The other box of comics was one given to me by my cousin, Dickie. It included a lot of Dell Comics, like Francis The Talking Mule, Bugs Bunny, Porky Pig, and many Walt Disney titles. That was in 1953. I was a first grader, six-years-old. I was bright enough, but up until that point a bad reader, because I didn't have anything interesting to read. Let's face it, the Dick and Janereaders, as collectible as they are today, weren't The Human Torch or a flower turning into a gorilla. "Run, Spot, run!" Oh, yeah. That's just fascinating. Yawn. It took my interest in reading comics, brought on by those boxes of old comics, to put me in front of the first grade reading group.

I bugged Mom until she caved in and let me buy some of my own comic books. At that time there was a lot of publicity about horror and crime comics rotting kids' minds, so she was careful what she let me buy. Years later she said, "I worried you'd be scared by Casper The Friendly Ghost."

In those days my favorite comics were the Disney's, and specifically Uncle Scrooge. I wasn't alone. I believe at the time these comics sold in the millions.Uncle Scrooge #7 was a special favorite and I have hung onto it for 52 years. As you can see from the scans the book is in real battered shape…the back cover even worse than the front. That was because I read it many, many times.

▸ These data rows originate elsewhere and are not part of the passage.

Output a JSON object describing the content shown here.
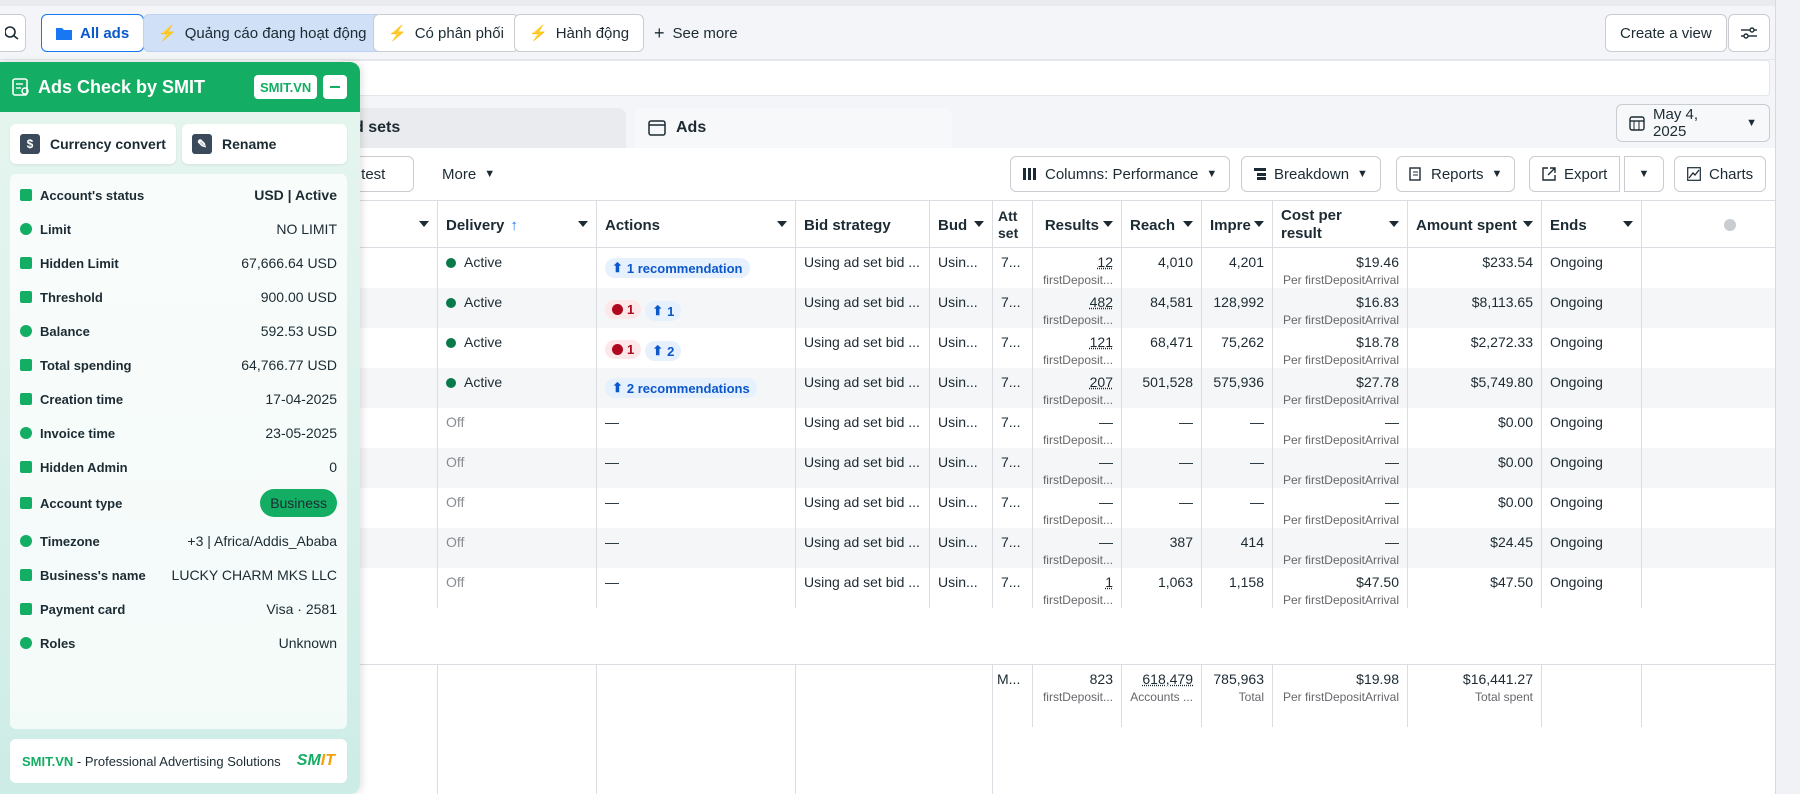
{
  "filters": {
    "all_ads": "All ads",
    "active_ads": "Quảng cáo đang hoạt động",
    "delivered": "Có phân phối",
    "actions": "Hành động",
    "see_more": "See more",
    "create_view": "Create a view"
  },
  "tabs": {
    "adsets": "d sets",
    "ads": "Ads"
  },
  "date": "May 4, 2025",
  "toolbar": {
    "ab_test": "B test",
    "more": "More",
    "columns": "Columns: Performance",
    "breakdown": "Breakdown",
    "reports": "Reports",
    "export": "Export",
    "charts": "Charts"
  },
  "columns": {
    "delivery": "Delivery",
    "actions": "Actions",
    "bid": "Bid strategy",
    "budget": "Bud",
    "attr": "Att set",
    "results": "Results",
    "reach": "Reach",
    "impr": "Impre",
    "cpr": "Cost per result",
    "spent": "Amount spent",
    "ends": "Ends"
  },
  "rows": [
    {
      "delivery": "Active",
      "active": true,
      "actions": "1 recommendation",
      "errs": "",
      "recs": "",
      "bid": "Using ad set bid ...",
      "budget": "Usin...",
      "attr": "7...",
      "results": "12",
      "results_sub": "firstDeposit...",
      "reach": "4,010",
      "impr": "4,201",
      "cpr": "$19.46",
      "cpr_sub": "Per firstDepositArrival",
      "spent": "$233.54",
      "ends": "Ongoing"
    },
    {
      "delivery": "Active",
      "active": true,
      "actions": "",
      "errs": "1",
      "recs": "1",
      "bid": "Using ad set bid ...",
      "budget": "Usin...",
      "attr": "7...",
      "results": "482",
      "results_sub": "firstDeposit...",
      "reach": "84,581",
      "impr": "128,992",
      "cpr": "$16.83",
      "cpr_sub": "Per firstDepositArrival",
      "spent": "$8,113.65",
      "ends": "Ongoing"
    },
    {
      "delivery": "Active",
      "active": true,
      "actions": "",
      "errs": "1",
      "recs": "2",
      "bid": "Using ad set bid ...",
      "budget": "Usin...",
      "attr": "7...",
      "results": "121",
      "results_sub": "firstDeposit...",
      "reach": "68,471",
      "impr": "75,262",
      "cpr": "$18.78",
      "cpr_sub": "Per firstDepositArrival",
      "spent": "$2,272.33",
      "ends": "Ongoing"
    },
    {
      "delivery": "Active",
      "active": true,
      "actions": "2 recommendations",
      "errs": "",
      "recs": "",
      "bid": "Using ad set bid ...",
      "budget": "Usin...",
      "attr": "7...",
      "results": "207",
      "results_sub": "firstDeposit...",
      "reach": "501,528",
      "impr": "575,936",
      "cpr": "$27.78",
      "cpr_sub": "Per firstDepositArrival",
      "spent": "$5,749.80",
      "ends": "Ongoing"
    },
    {
      "delivery": "Off",
      "active": false,
      "actions": "—",
      "errs": "",
      "recs": "",
      "bid": "Using ad set bid ...",
      "budget": "Usin...",
      "attr": "7...",
      "results": "—",
      "results_sub": "firstDeposit...",
      "reach": "—",
      "impr": "—",
      "cpr": "—",
      "cpr_sub": "Per firstDepositArrival",
      "spent": "$0.00",
      "ends": "Ongoing"
    },
    {
      "delivery": "Off",
      "active": false,
      "actions": "—",
      "errs": "",
      "recs": "",
      "bid": "Using ad set bid ...",
      "budget": "Usin...",
      "attr": "7...",
      "results": "—",
      "results_sub": "firstDeposit...",
      "reach": "—",
      "impr": "—",
      "cpr": "—",
      "cpr_sub": "Per firstDepositArrival",
      "spent": "$0.00",
      "ends": "Ongoing"
    },
    {
      "delivery": "Off",
      "active": false,
      "actions": "—",
      "errs": "",
      "recs": "",
      "bid": "Using ad set bid ...",
      "budget": "Usin...",
      "attr": "7...",
      "results": "—",
      "results_sub": "firstDeposit...",
      "reach": "—",
      "impr": "—",
      "cpr": "—",
      "cpr_sub": "Per firstDepositArrival",
      "spent": "$0.00",
      "ends": "Ongoing"
    },
    {
      "delivery": "Off",
      "active": false,
      "actions": "—",
      "errs": "",
      "recs": "",
      "bid": "Using ad set bid ...",
      "budget": "Usin...",
      "attr": "7...",
      "results": "—",
      "results_sub": "firstDeposit...",
      "reach": "387",
      "impr": "414",
      "cpr": "—",
      "cpr_sub": "Per firstDepositArrival",
      "spent": "$24.45",
      "ends": "Ongoing"
    },
    {
      "delivery": "Off",
      "active": false,
      "actions": "—",
      "errs": "",
      "recs": "",
      "bid": "Using ad set bid ...",
      "budget": "Usin...",
      "attr": "7...",
      "results": "1",
      "results_sub": "firstDeposit...",
      "reach": "1,063",
      "impr": "1,158",
      "cpr": "$47.50",
      "cpr_sub": "Per firstDepositArrival",
      "spent": "$47.50",
      "ends": "Ongoing"
    }
  ],
  "totals": {
    "attr": "M...",
    "results": "823",
    "results_sub": "firstDeposit...",
    "reach": "618,479",
    "reach_sub": "Accounts ...",
    "impr": "785,963",
    "impr_sub": "Total",
    "cpr": "$19.98",
    "cpr_sub": "Per firstDepositArrival",
    "spent": "$16,441.27",
    "spent_sub": "Total spent"
  },
  "panel": {
    "title": "Ads Check by SMIT",
    "badge": "SMIT.VN",
    "currency_btn": "Currency convert",
    "rename_btn": "Rename",
    "fields": [
      {
        "label": "Account's status",
        "value": "USD | Active"
      },
      {
        "label": "Limit",
        "value": "NO LIMIT"
      },
      {
        "label": "Hidden Limit",
        "value": "67,666.64 USD"
      },
      {
        "label": "Threshold",
        "value": "900.00 USD"
      },
      {
        "label": "Balance",
        "value": "592.53 USD"
      },
      {
        "label": "Total spending",
        "value": "64,766.77 USD"
      },
      {
        "label": "Creation time",
        "value": "17-04-2025"
      },
      {
        "label": "Invoice time",
        "value": "23-05-2025"
      },
      {
        "label": "Hidden Admin",
        "value": "0"
      },
      {
        "label": "Account type",
        "value": "Business"
      },
      {
        "label": "Timezone",
        "value": "+3 | Africa/Addis_Ababa"
      },
      {
        "label": "Business's name",
        "value": "LUCKY CHARM MKS LLC"
      },
      {
        "label": "Payment card",
        "value": "Visa · 2581"
      },
      {
        "label": "Roles",
        "value": "Unknown"
      }
    ],
    "footer_brand": "SMIT.VN",
    "footer_text": " - Professional Advertising Solutions",
    "logo_a": "SM",
    "logo_b": "IT"
  },
  "colors": {
    "accent": "#1877f2",
    "smit_green": "#13ad63",
    "active_dot": "#0b7a4b"
  }
}
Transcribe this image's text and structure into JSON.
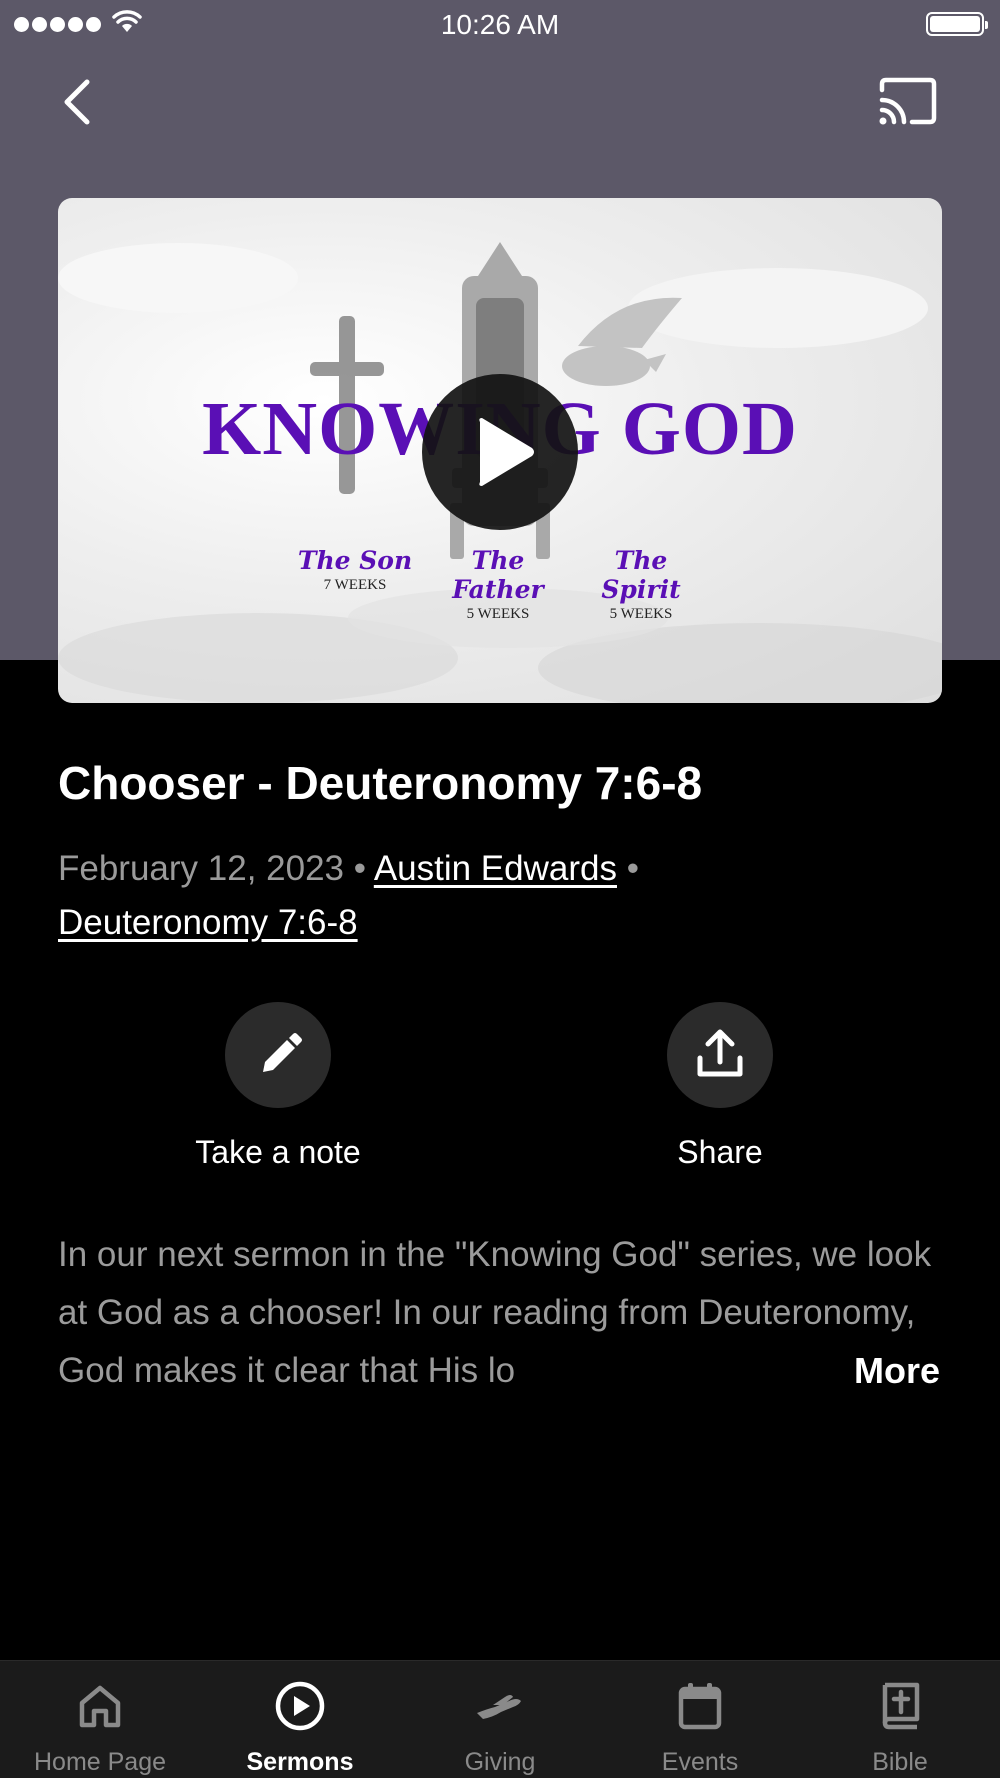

For anyone unfamiliar with the story, Scrooge looks for new ways to make money. He already owns everything in town. He finds Donald and his nephews collecting arrowheads to sell and he joins in. Through a series of comic events they find themselves in the Seven Cities of Cibola, where they find a Spanish treasure but also the terrible Beagle Boys, Scrooge's longtime nemeses. Anyone who read this comic and loved it as much as I did recognized the scene in Raiders Of The Lost Ark where Indiana Jones removes an idol only to set off a booby trap and find himself outracing a large boulder.

The gag was set up in Uncle Scrooge #7. The Raiders producer, George Lucas, had a partner, Gary Kurtz. Under the publishing imprint, Celestial Arts, Kurtz reprinted the story in 1982 as one in a deluxe edition of Uncle Scrooge stories, Uncle Scrooge McDuck His Life And Times by Carl Barks.

Uncle Scrooge #7 is not the oldest comic book in my collection by a long shot. It's not the first comic book I bought. But it is the oldest comic book I bought that I still own. Because of its condition no one would ever want to own it but me, and maybe I'll have someone throw it in my casket when they lower me into the ground.

*Whenever I think about descending into that basement Danny Elfman's theme from Tales From The Crypt goes through my head.

Friday, October 20, 2006

Number 41

Frankenstein Friday: Frankenstein's Job

This is the second story from Frankenstein Comics #2, published in 1945, written and drawn by Dick Briefer.

There is a whiff of kinkiness in this story: Frankenstein on a leash, with a big collar being led around by a beautiful woman. In those more innocent times knowledge of individuals who enjoyed such activities as bondage and discipline was so esoteric that most people never heard of them. Or maybe it was a sly joke on his readership by author/artist Briefer. It's hard to tell from a vantage point of six decades, but I tend toward the former. I think the images of Frankenstein being led around like a dog appealed to Briefer's sense of humor, and not because he was a closet BDSM fan.

The panel where the dog pound boss, feet on his desk, orders the dogs to be led to the gas chamber is jolting. In the short time after a war where millions of people died in gas chambers it seems very insensitive. It also seems cruel in the modern era where many groups remind us we need to treat not only humans but animals in a humane fashion.

All in all, it seems to be a typically bizarre Frankenstein story.

Next week: Frankenstein's Ark